TASK PROMPT:
Within the records, say how many lines include the word "your"; the answer should be the number and no more.
===== EXCERPTED RECORDS
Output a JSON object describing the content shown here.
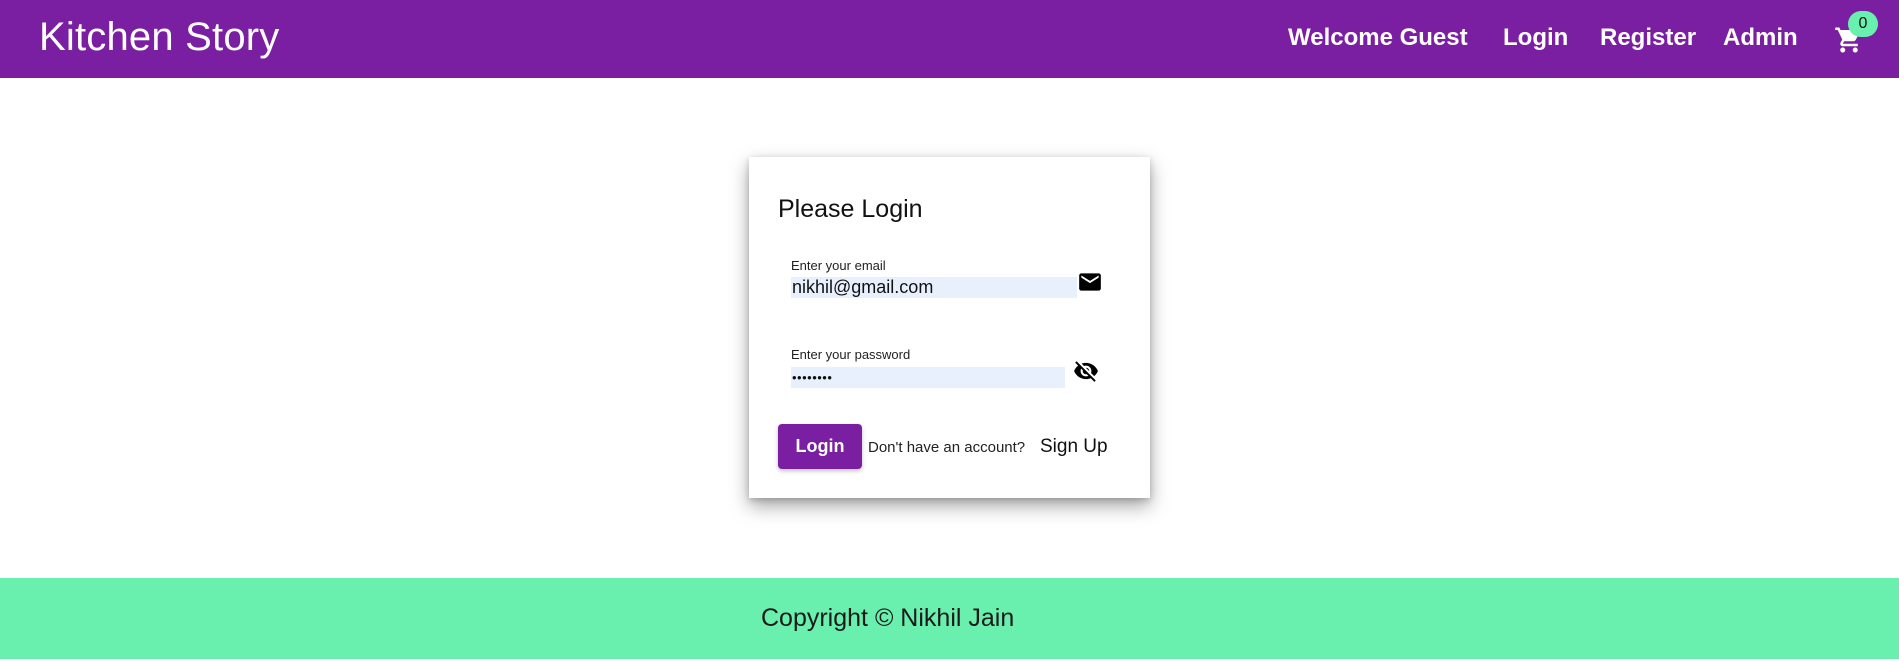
{
  "header": {
    "brand": "Kitchen Story",
    "nav": {
      "welcome": "Welcome Guest",
      "login": "Login",
      "register": "Register",
      "admin": "Admin"
    },
    "cart": {
      "icon": "shopping-cart-icon",
      "count": "0",
      "badge_color": "#69f0ae"
    },
    "background_color": "#7b1fa2"
  },
  "login_card": {
    "title": "Please Login",
    "email": {
      "label": "Enter your email",
      "value": "nikhil@gmail.com",
      "icon": "mail-icon"
    },
    "password": {
      "label": "Enter your password",
      "value": "••••••••",
      "icon": "eye-off-icon"
    },
    "login_button": "Login",
    "no_account_text": "Don't have an account?",
    "signup_link": "Sign Up"
  },
  "footer": {
    "text": "Copyright © Nikhil Jain",
    "background_color": "#69f0ae"
  }
}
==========
RESULT FOR THIS EXERCISE:
2